It’s why the NBA will ramp up testing and go back to more strict mask mandates (after Christmas, of course, don’t want to mess with those showcase games). It’s why the NBA will start to require teams sign players to 10-day contracts as they lose roster players to COVID protocols — to have enough bodies to keep the games going (and the schedule on track, and the money rolling in).

All that has led some to call for the NBA to shut the league down, including Boston’s outspoken Enes Kanter Freedom.

That’s not happening.

Reaching out to multiple sources in the last 24 hours to ask about a shutdown, the league does not appear headed in that direction — for a couple of reasons.

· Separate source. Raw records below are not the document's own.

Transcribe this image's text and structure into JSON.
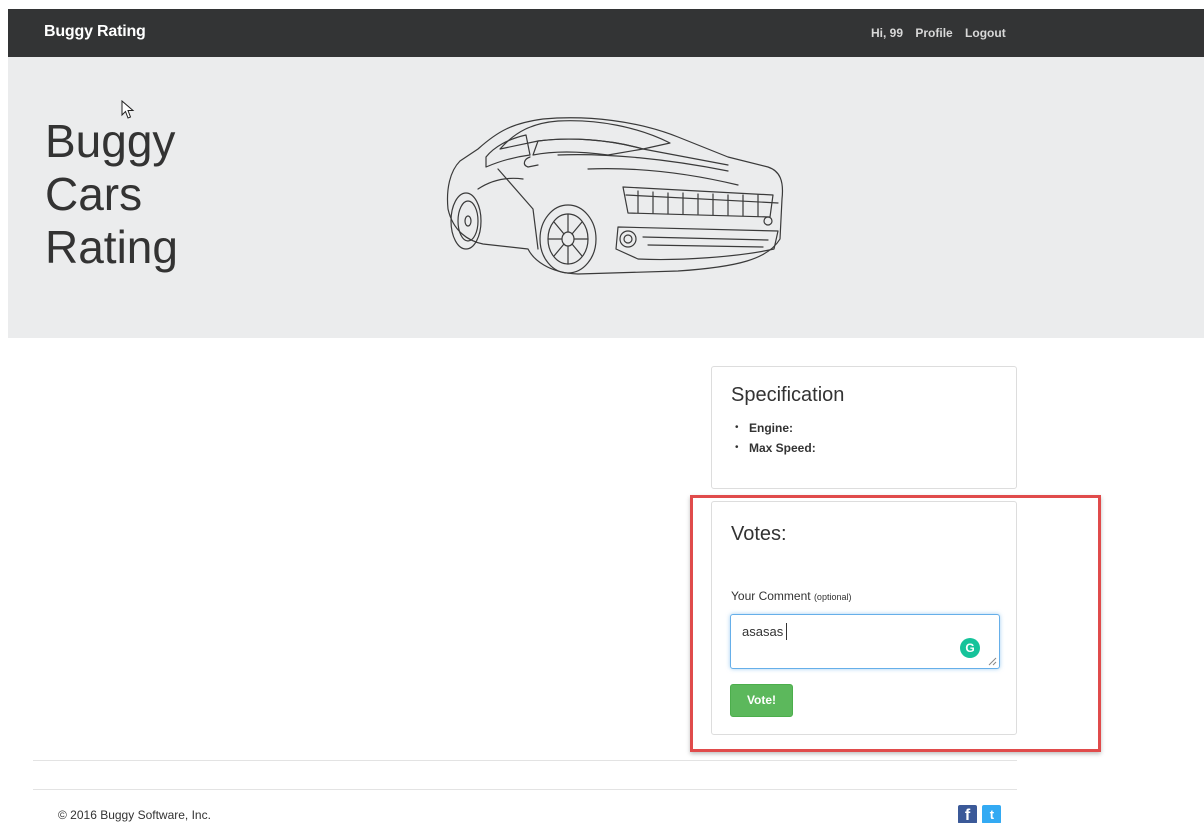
{
  "navbar": {
    "brand": "Buggy Rating",
    "greeting": "Hi, 99",
    "profile_link": "Profile",
    "logout_link": "Logout"
  },
  "hero": {
    "title_lines": [
      "Buggy",
      "Cars",
      "Rating"
    ],
    "car_image": "car-line-drawing"
  },
  "specification": {
    "title": "Specification",
    "items": [
      {
        "label": "Engine:"
      },
      {
        "label": "Max Speed:"
      }
    ]
  },
  "votes": {
    "title": "Votes:",
    "comment_label": "Your Comment",
    "comment_optional": "(optional)",
    "comment_value": "asasas",
    "grammarly_icon": "grammarly-icon",
    "vote_button": "Vote!"
  },
  "footer": {
    "copyright": "© 2016 Buggy Software, Inc.",
    "social": [
      "facebook-icon",
      "twitter-icon"
    ]
  },
  "colors": {
    "navbar_bg": "#333435",
    "hero_bg": "#ebeced",
    "vote_button": "#5cb85c",
    "highlight": "#e04b4b",
    "facebook": "#3b5998",
    "twitter": "#33aaf3"
  }
}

First, does anyone think sending players home to stay inside with their families and friends through Christmas and New Year’s Eve parties would lessen the number of players who get infected? Are players more likely to stay at home and avoid public clubs/bars/restaurants if sent home? Shut things down and the league sends players to spend more time in the places they are most likely to get infected.

Second, what exactly is the guarantee that things will be better in two weeks? The uptick in NBA players testing positive mirrors the uptick in people nationally becoming infected, with hospitals filling up again (primarily with the unvaccinated and people at higher risk, such as the elderly). With two weeks of parties at homes and the Omicron variant spreading through the nation, there’s no reason to think a few weeks off puts the NBA in a better space.

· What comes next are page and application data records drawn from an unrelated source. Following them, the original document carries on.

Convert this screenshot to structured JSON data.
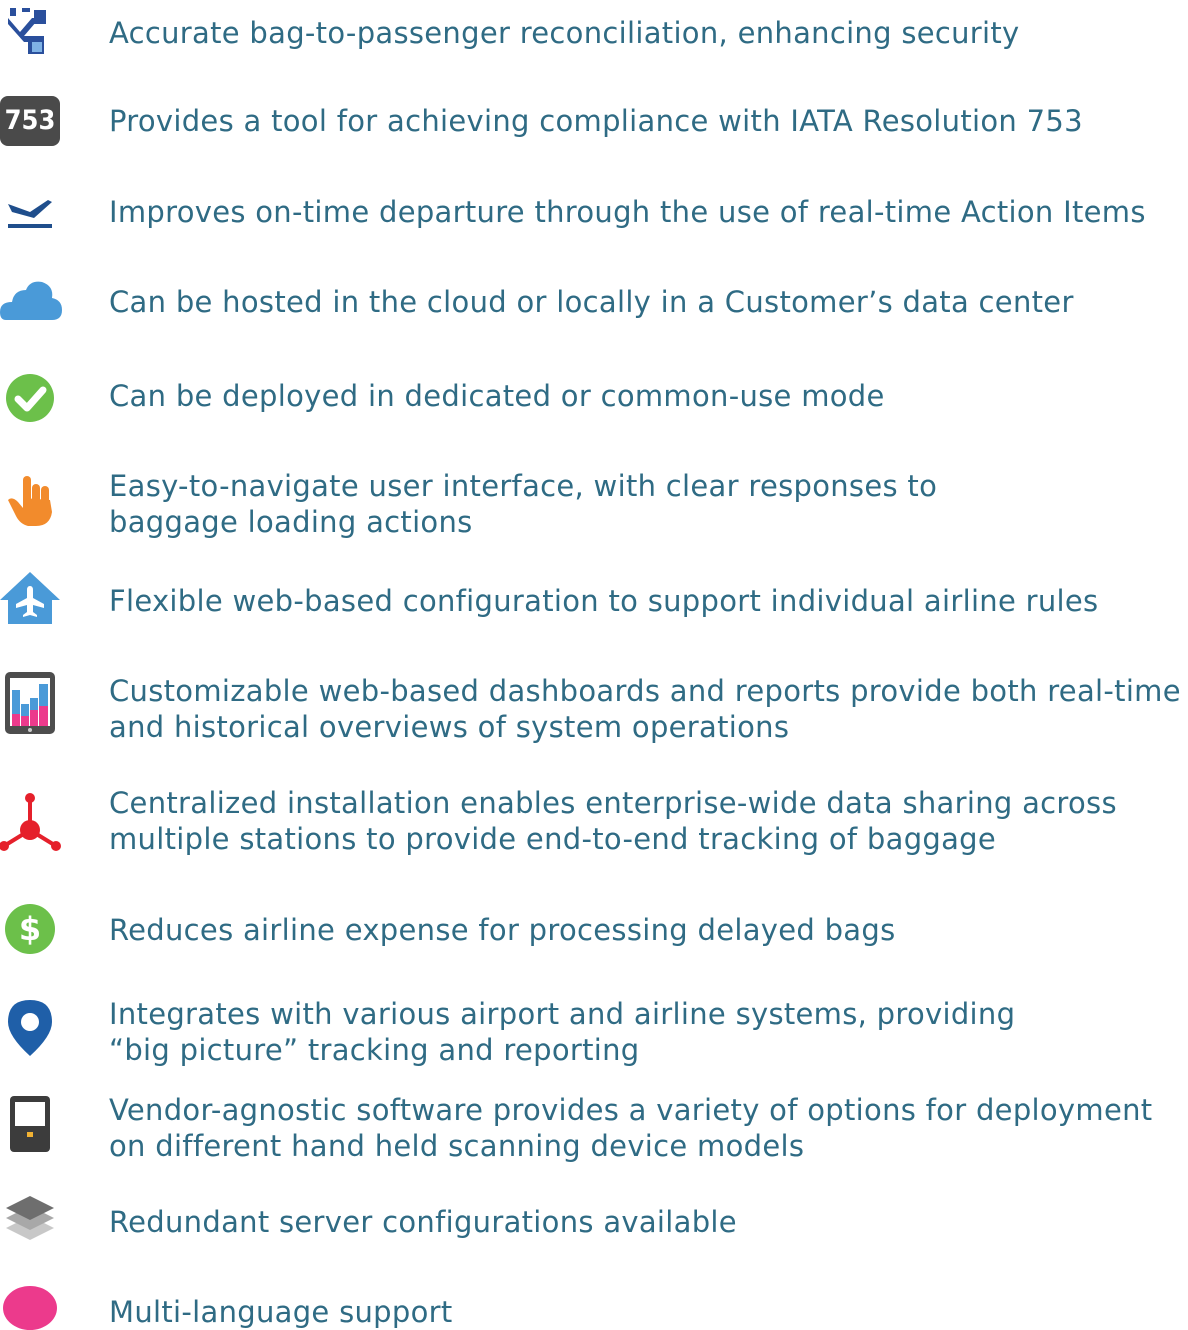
{
  "features": [
    {
      "icon": "bag-reconcile-icon",
      "lines": [
        "Accurate bag-to-passenger reconciliation, enhancing security"
      ]
    },
    {
      "icon": "iata-753-icon",
      "badge": "753",
      "lines": [
        "Provides a tool for achieving compliance with IATA Resolution 753"
      ]
    },
    {
      "icon": "departure-icon",
      "lines": [
        "Improves on-time departure through the use of real-time Action Items"
      ]
    },
    {
      "icon": "cloud-icon",
      "lines": [
        "Can be hosted in the cloud or locally in a Customer’s data center"
      ]
    },
    {
      "icon": "check-icon",
      "lines": [
        "Can be deployed in dedicated or common-use mode"
      ]
    },
    {
      "icon": "touch-hand-icon",
      "lines": [
        "Easy-to-navigate user interface, with clear responses to",
        "baggage loading actions"
      ]
    },
    {
      "icon": "airport-home-icon",
      "lines": [
        "Flexible web-based configuration to support individual airline rules"
      ]
    },
    {
      "icon": "tablet-chart-icon",
      "lines": [
        "Customizable web-based dashboards and reports provide both real-time",
        "and historical overviews of system operations"
      ]
    },
    {
      "icon": "network-hub-icon",
      "lines": [
        "Centralized installation enables enterprise-wide data sharing across",
        "multiple stations to provide end-to-end tracking of baggage"
      ]
    },
    {
      "icon": "dollar-icon",
      "badge": "$",
      "lines": [
        "Reduces airline expense for processing delayed bags"
      ]
    },
    {
      "icon": "location-pin-icon",
      "lines": [
        "Integrates with various airport and airline systems, providing",
        "“big picture” tracking and reporting"
      ]
    },
    {
      "icon": "handheld-scanner-icon",
      "lines": [
        "Vendor-agnostic software provides a variety of options for deployment",
        "on different hand held scanning device models"
      ]
    },
    {
      "icon": "server-layers-icon",
      "lines": [
        "Redundant server configurations available"
      ]
    },
    {
      "icon": "speech-bubble-icon",
      "lines": [
        "Multi-language support"
      ]
    }
  ],
  "colors": {
    "text": "#2f6b84",
    "navy": "#1f4e8c",
    "blue": "#4a9ad8",
    "green": "#6cc04a",
    "orange": "#f28b2c",
    "red": "#e5202b",
    "pink": "#ec3a8c",
    "dark": "#3c3c3c",
    "gray": "#8a8a8a"
  }
}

The NBA is not near ready to hit pause on the season right now. Don’t bet on that changing.

3) Pistons snap 14-game losing streak with win against Heat

It doesn’t matter that Miami was without Jimmy Butler (tailbone), Bam Adebayo (thumb), Tyler Herro (quad), Markieff Morris (neck), and that P.J. Tucker had to leave the game with an injury.

A win is a win and the Pistons will take it, a 100-90 victory for Detroit that snaps a 14-game losing streak.

It helped that the Heat’s remaining primary offensive drivers, Kyle Lowry and Duncan Robinson, shot 5-of-23 for the night. And that the Heat as a team shot 30.2% from 3 for the game.

The Pistons starters were better than the Heat’s first five, with Saddiq Bey scoring 26 and Hamidou Diallo adding 15.

Miami clearly had rookie Cade Cunningham at the top of the scouting report, they blitzed and trapped him all night long, and he ended up with just four points. However, in the fourth, when the Pistons put the game away, Cunningham started to use the Heat defense against them, drew the defenders to him, then found Bey for a couple of key threes. The rookie is learning.

Highlight of the Night: Coby White is a little too fast for LeBron chase-down block

LeBron’s chase-down blocks are the thing of legend — he sealed a championship with one. Sunday night he tracked Coby White looking to get another one but the Bulls’ guard was a little too quick and got the dunk.

Last night’s scores:

Detroit 100, Miami 90
Portland 105, Memphis 100
Sacramento 121, San Antoni0 114
Chicago 115, LA Lakers 110
Minnesota 111, Dallas 105
Phoenix 137, Charlotte 106
Cleveland at Atlanta, postponed
New Orleans at Philadelphia, postponed
Denver at Brooklyn, postponed